It was just a friendly. In the end, the Canadian soccer team's strong performance in a 3-2 loss Saturday night doesn't really mean much. The Brazilians were likely guilty of taking Canada for granted and Canada certainly had more to gain from the result (and, well, Canada still lost).
But, still, there was a lot to like about the game—especially the way Canada played it. If this game were played in 1998, you would have seen 11 Canucks bunkering behind the ball trying to absorb the pressure.
Winning would have been an absurd afterthought. Canada would be playing for the 0-0 draw. And, they may have got it. Canadian teams of that era were disciplined and were able to bravely defend for long stretches. Keeper Craig Forrest was Canada's best player and he could always be counted on for a couple of big saves.
The game would have been ugly, but the result would have likely been respectable.
It was different Saturday. Canada attacked. It held the ball in the middle of the pitch for long stretches and it created scoring opportunities.
In the end, a defensive miscue and some poor finishing were what gave the South Americans the win. A Canadian fan could be justified in thinking that it was an unlucky result for the team in red.

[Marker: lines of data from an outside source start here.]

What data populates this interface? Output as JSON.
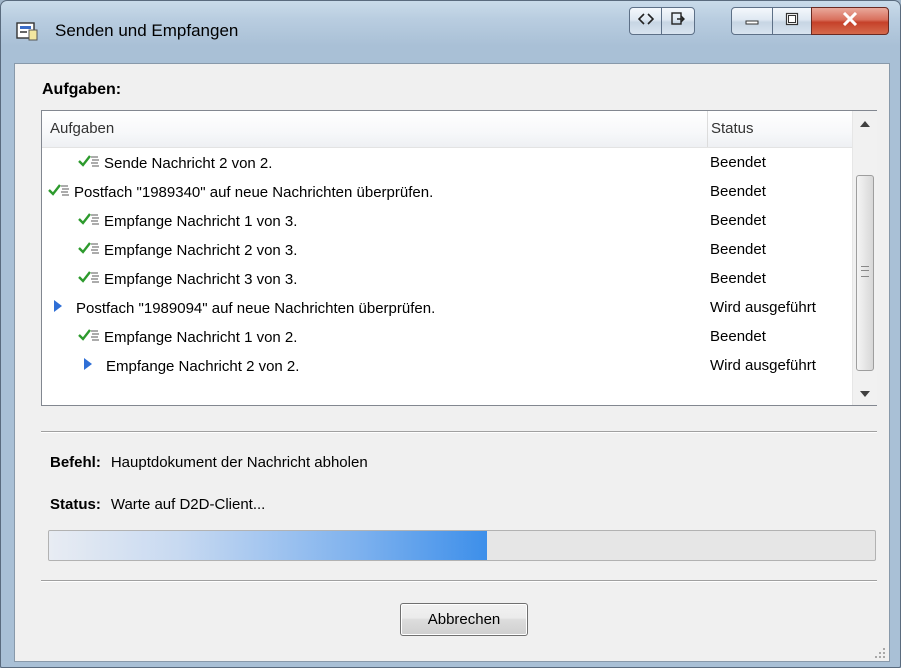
{
  "window": {
    "title": "Senden und Empfangen",
    "accent_color": "#3d8fea"
  },
  "titlebar_buttons": [
    {
      "name": "nav-back-forward",
      "icon": "arrows-icon"
    },
    {
      "name": "pin",
      "icon": "pin-icon"
    },
    {
      "name": "minimize",
      "icon": "minimize-icon"
    },
    {
      "name": "maximize",
      "icon": "maximize-icon"
    },
    {
      "name": "close",
      "icon": "close-icon"
    }
  ],
  "tasks": {
    "section_label": "Aufgaben:",
    "columns": [
      "Aufgaben",
      "Status"
    ],
    "rows": [
      {
        "indent": 1,
        "icon": "check",
        "name": "Sende Nachricht 2 von 2.",
        "status": "Beendet"
      },
      {
        "indent": 0,
        "icon": "check",
        "name": "Postfach \"1989340\" auf neue Nachrichten überprüfen.",
        "status": "Beendet"
      },
      {
        "indent": 1,
        "icon": "check",
        "name": "Empfange Nachricht 1 von 3.",
        "status": "Beendet"
      },
      {
        "indent": 1,
        "icon": "check",
        "name": "Empfange Nachricht 2 von 3.",
        "status": "Beendet"
      },
      {
        "indent": 1,
        "icon": "check",
        "name": "Empfange Nachricht 3 von 3.",
        "status": "Beendet"
      },
      {
        "indent": 0,
        "icon": "arrow",
        "name": "Postfach \"1989094\" auf neue Nachrichten überprüfen.",
        "status": "Wird ausgeführt"
      },
      {
        "indent": 1,
        "icon": "check",
        "name": "Empfange Nachricht 1 von 2.",
        "status": "Beendet"
      },
      {
        "indent": 1,
        "icon": "arrow",
        "name": "Empfange Nachricht 2 von 2.",
        "status": "Wird ausgeführt"
      }
    ]
  },
  "details": {
    "command_label": "Befehl:",
    "command_value": "Hauptdokument der Nachricht abholen",
    "status_label": "Status:",
    "status_value": "Warte auf D2D-Client..."
  },
  "progress": {
    "fraction": 0.53
  },
  "actions": {
    "cancel_label": "Abbrechen"
  }
}
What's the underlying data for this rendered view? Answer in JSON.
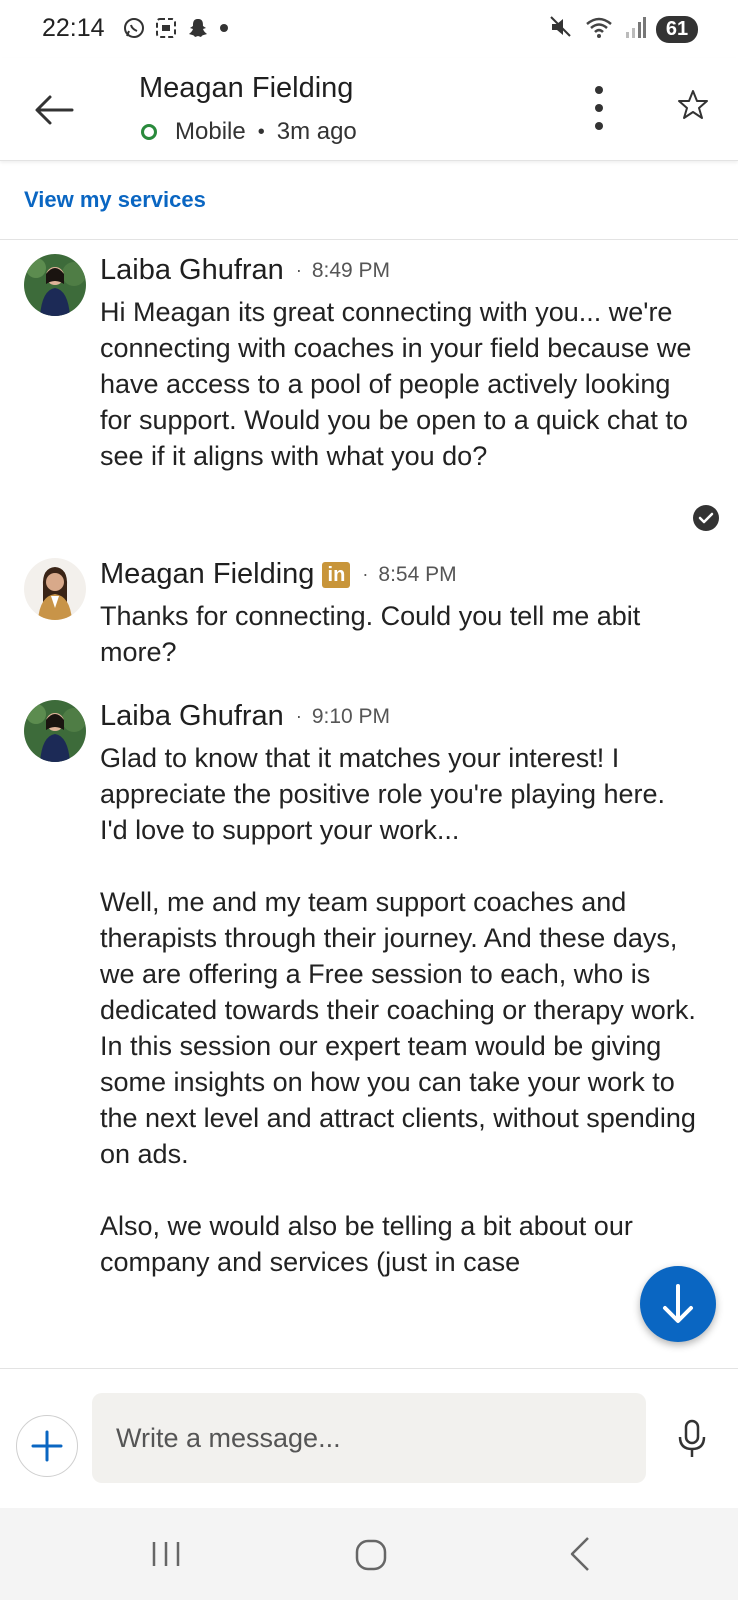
{
  "status_bar": {
    "time": "22:14",
    "battery": "61",
    "left_icons": [
      "whatsapp-icon",
      "screenshot-icon",
      "snapchat-icon",
      "dot-icon"
    ],
    "right_icons": [
      "mute-icon",
      "wifi-icon",
      "signal-icon"
    ]
  },
  "header": {
    "contact_name": "Meagan Fielding",
    "presence_device": "Mobile",
    "presence_sep": "•",
    "presence_time": "3m ago"
  },
  "services_link": "View my services",
  "messages": [
    {
      "sender": "Laiba Ghufran",
      "separator": "·",
      "time": "8:49 PM",
      "text": "Hi Meagan its great connecting with you... we're connecting with coaches in your field because we have access to a pool of people actively looking for support. Would you be open to a quick chat to see if it aligns with what you do?"
    },
    {
      "sender": "Meagan Fielding",
      "badge": "in",
      "separator": "·",
      "time": "8:54 PM",
      "text": "Thanks for connecting. Could you tell me abit more?"
    },
    {
      "sender": "Laiba Ghufran",
      "separator": "·",
      "time": "9:10 PM",
      "text": "Glad to know that it matches your interest! I appreciate the positive role you're playing here. I'd love to support your work...\n\nWell, me and my team support coaches and therapists through their journey. And these days, we are offering a Free session to each, who is dedicated towards their coaching or therapy work. In this session our expert team would be giving some insights on how you can take your work to the next level and attract clients, without spending on ads.\n\nAlso, we would also be telling a bit about our company and services (just in case"
    }
  ],
  "composer": {
    "placeholder": "Write a message..."
  },
  "colors": {
    "accent": "#0a66c2",
    "presence_green": "#2a8a3c",
    "linkedin_badge": "#c8953a"
  }
}
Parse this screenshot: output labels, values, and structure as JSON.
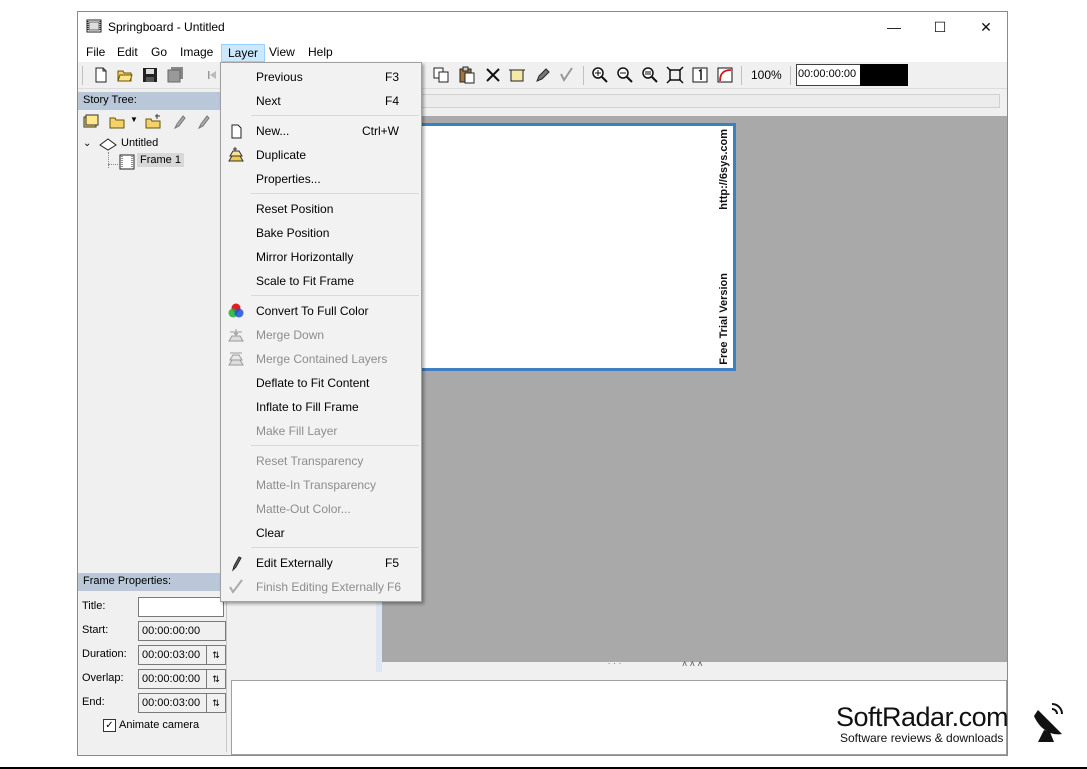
{
  "window": {
    "title": "Springboard - Untitled",
    "minimize": "—",
    "maximize": "☐",
    "close": "✕"
  },
  "menubar": {
    "items": [
      "File",
      "Edit",
      "Go",
      "Image",
      "Layer",
      "View",
      "Help"
    ],
    "active": "Layer"
  },
  "toolbar": {
    "zoom": "100%",
    "timecode": "00:00:00:00"
  },
  "story_tree": {
    "header": "Story Tree:",
    "root": "Untitled",
    "child": "Frame 1"
  },
  "frame_properties": {
    "header": "Frame Properties:",
    "title_label": "Title:",
    "title_value": "",
    "start_label": "Start:",
    "start_value": "00:00:00:00",
    "duration_label": "Duration:",
    "duration_value": "00:00:03:00",
    "overlap_label": "Overlap:",
    "overlap_value": "00:00:00:00",
    "end_label": "End:",
    "end_value": "00:00:03:00",
    "animate_label": "Animate camera",
    "animate_checked": true
  },
  "canvas": {
    "text_top": "http://6sys.com",
    "text_bottom": "Free Trial Version"
  },
  "layer_menu": {
    "items": [
      {
        "label": "Previous",
        "key": "F3",
        "enabled": true,
        "icon": ""
      },
      {
        "label": "Next",
        "key": "F4",
        "enabled": true,
        "icon": ""
      },
      {
        "label": "New...",
        "key": "Ctrl+W",
        "enabled": true,
        "icon": "new-page-icon"
      },
      {
        "label": "Duplicate",
        "key": "",
        "enabled": true,
        "icon": "duplicate-layer-icon"
      },
      {
        "label": "Properties...",
        "key": "",
        "enabled": true,
        "icon": ""
      },
      {
        "label": "Reset Position",
        "key": "",
        "enabled": true,
        "icon": ""
      },
      {
        "label": "Bake Position",
        "key": "",
        "enabled": true,
        "icon": ""
      },
      {
        "label": "Mirror Horizontally",
        "key": "",
        "enabled": true,
        "icon": ""
      },
      {
        "label": "Scale to Fit Frame",
        "key": "",
        "enabled": true,
        "icon": ""
      },
      {
        "label": "Convert To Full Color",
        "key": "",
        "enabled": true,
        "icon": "rgb-circles-icon"
      },
      {
        "label": "Merge Down",
        "key": "",
        "enabled": false,
        "icon": "merge-down-icon"
      },
      {
        "label": "Merge Contained Layers",
        "key": "",
        "enabled": false,
        "icon": "merge-layers-icon"
      },
      {
        "label": "Deflate to Fit Content",
        "key": "",
        "enabled": true,
        "icon": ""
      },
      {
        "label": "Inflate to Fill Frame",
        "key": "",
        "enabled": true,
        "icon": ""
      },
      {
        "label": "Make Fill Layer",
        "key": "",
        "enabled": false,
        "icon": ""
      },
      {
        "label": "Reset Transparency",
        "key": "",
        "enabled": false,
        "icon": ""
      },
      {
        "label": "Matte-In Transparency",
        "key": "",
        "enabled": false,
        "icon": ""
      },
      {
        "label": "Matte-Out Color...",
        "key": "",
        "enabled": false,
        "icon": ""
      },
      {
        "label": "Clear",
        "key": "",
        "enabled": true,
        "icon": ""
      },
      {
        "label": "Edit Externally",
        "key": "F5",
        "enabled": true,
        "icon": "pencil-icon"
      },
      {
        "label": "Finish Editing Externally",
        "key": "F6",
        "enabled": false,
        "icon": "finish-edit-icon"
      }
    ]
  },
  "watermark": {
    "main": "SoftRadar.com",
    "sub": "Software reviews & downloads"
  }
}
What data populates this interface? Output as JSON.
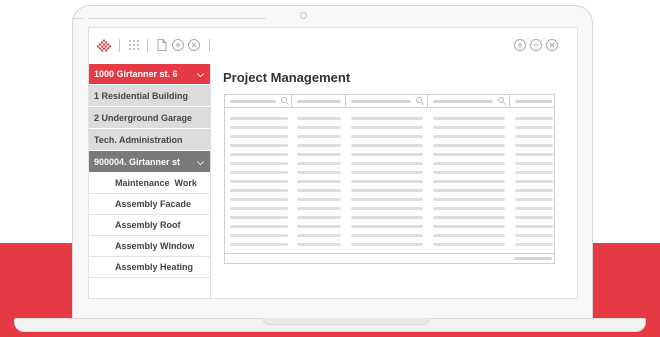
{
  "colors": {
    "accent": "#e63a45",
    "sidebar_selected_gray": "#dcdcdc",
    "sidebar_group_dark": "#7a7a7a"
  },
  "toolbar": {
    "logo_icon": "diamond-logo-icon",
    "left_icons": [
      "grid-icon",
      "document-icon",
      "plus-circle-icon",
      "close-circle-icon"
    ],
    "right_icons": [
      "plus-circle-icon",
      "minus-circle-icon",
      "close-circle-icon"
    ]
  },
  "sidebar": {
    "items": [
      {
        "label": "1000 Girtanner st. 6",
        "style": "red",
        "chevron": "⌵"
      },
      {
        "label": "1 Residential Building",
        "style": "gray"
      },
      {
        "label": "2 Underground Garage",
        "style": "gray"
      },
      {
        "label": "Tech. Administration",
        "style": "gray"
      },
      {
        "label": "900004. Girtanner st",
        "style": "dark",
        "chevron": "⌵"
      },
      {
        "label": "Maintenance  Work",
        "style": "sub"
      },
      {
        "label": "Assembly Facade",
        "style": "sub"
      },
      {
        "label": "Assembly Roof",
        "style": "sub"
      },
      {
        "label": "Assembly Window",
        "style": "sub"
      },
      {
        "label": "Assembly Heating",
        "style": "sub"
      }
    ]
  },
  "main": {
    "title": "Project Management",
    "table": {
      "columns": [
        "search-column",
        "column",
        "search-column",
        "search-column",
        "column"
      ],
      "placeholder_rows": 15
    }
  }
}
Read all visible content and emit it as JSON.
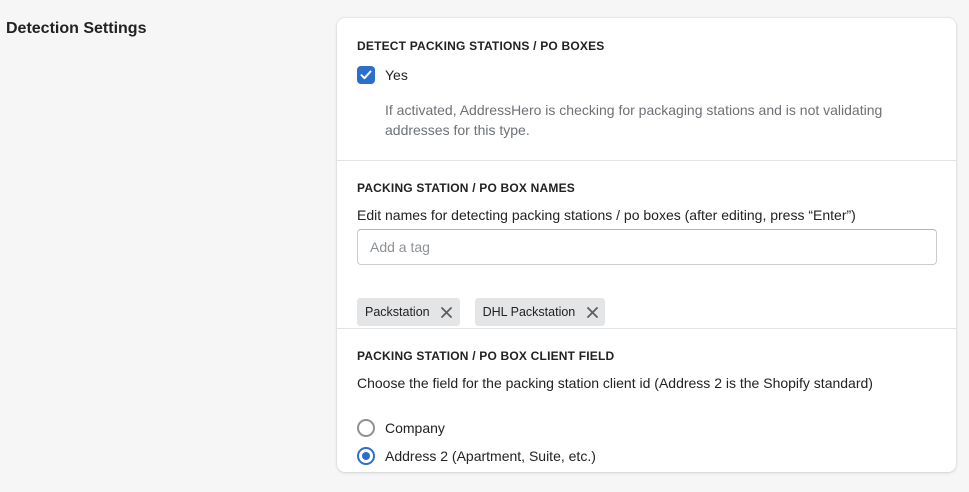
{
  "section_title": "Detection Settings",
  "detect": {
    "heading": "DETECT PACKING STATIONS / PO BOXES",
    "checkbox_label": "Yes",
    "checked": true,
    "help_text": "If activated, AddressHero is checking for packaging stations and is not validating addresses for this type."
  },
  "names": {
    "heading": "PACKING STATION / PO BOX NAMES",
    "description": "Edit names for detecting packing stations / po boxes (after editing, press “Enter”)",
    "input_placeholder": "Add a tag",
    "input_value": "",
    "tags": [
      "Packstation",
      "DHL Packstation"
    ]
  },
  "client_field": {
    "heading": "PACKING STATION / PO BOX CLIENT FIELD",
    "description": "Choose the field for the packing station client id (Address 2 is the Shopify standard)",
    "options": [
      {
        "label": "Company",
        "selected": false
      },
      {
        "label": "Address 2 (Apartment, Suite, etc.)",
        "selected": true
      }
    ]
  },
  "colors": {
    "accent": "#2c6ecb",
    "background": "#f6f6f7",
    "card": "#ffffff",
    "tag_bg": "#e4e5e7",
    "help_text": "#6d7175"
  }
}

As stated, it's important to keep it in perspective, but there was no shame in losing 3-2 to Brazil.
And, just when it looked like the weekend couldn't get any better for Canadian soccer it was learned that the women's head coach, Even Pellerud, was stepping down after the Olympics.
Although Pellerud has taken Canada to three straight World Cups and (finally) to the Olympics this year there has been a feeling in soccer circles that he's been holding the women back. Like the men's teams of the late '90s, Pellerud plays a negative style of soccer designed to take advantage of the physical advantage that North America women typically have when playing women from other parts of the world.
There was a time when such a style worked—about the late '90s. However, in playing the ugly boot and chase game, the Canadians have stagnated. The CONCACAF opposition is getting closer, and the US and Europe are vaulting past Canada in the skilled areas of the game.
Pellerud was a stabilizing force in the women's game when he came on board almost a decade ago. He deserves credit for righting the ship and taking the team to a top 10 world ranking. If the CSA makes the right hire (never a likely thing), the Canadian women have a chance to take the next step in their development.
In the meantime, however, Canadian fans will be forced to watch some God awful soccer in China--likely for three more games (and three only).
(Originally posted at Out of Left Field.)